[Stored items from a collection]
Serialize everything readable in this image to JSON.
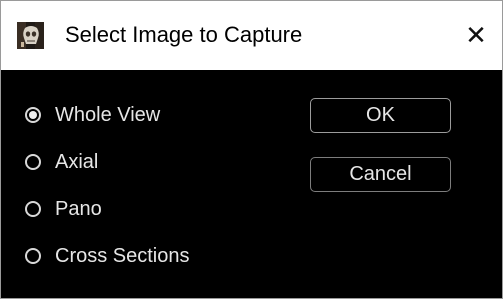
{
  "dialog": {
    "title": "Select Image to Capture",
    "close_glyph": "✕",
    "icon": "app-skull-icon"
  },
  "options": [
    {
      "label": "Whole View",
      "selected": true
    },
    {
      "label": "Axial",
      "selected": false
    },
    {
      "label": "Pano",
      "selected": false
    },
    {
      "label": "Cross Sections",
      "selected": false
    }
  ],
  "buttons": {
    "ok_label": "OK",
    "cancel_label": "Cancel"
  },
  "colors": {
    "background": "#000000",
    "titlebar": "#ffffff",
    "text": "#e6e6e6"
  }
}
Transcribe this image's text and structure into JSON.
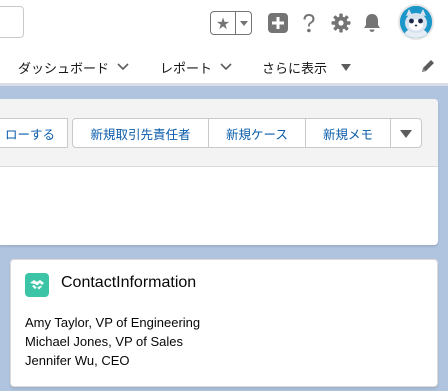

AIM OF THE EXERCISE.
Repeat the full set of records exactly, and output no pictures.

RESPONSE TO THE TASK.
Serialize everything readable in this image to JSON.
{
  "dialog": {
    "title": "Select Image to Capture",
    "close_glyph": "✕",
    "icon": "app-skull-icon"
  },
  "options": [
    {
      "label": "Whole View",
      "selected": true
    },
    {
      "label": "Axial",
      "selected": false
    },
    {
      "label": "Pano",
      "selected": false
    },
    {
      "label": "Cross Sections",
      "selected": false
    }
  ],
  "buttons": {
    "ok_label": "OK",
    "cancel_label": "Cancel"
  },
  "colors": {
    "background": "#000000",
    "titlebar": "#ffffff",
    "text": "#e6e6e6"
  }
}
Transcribe this image's text and structure into JSON.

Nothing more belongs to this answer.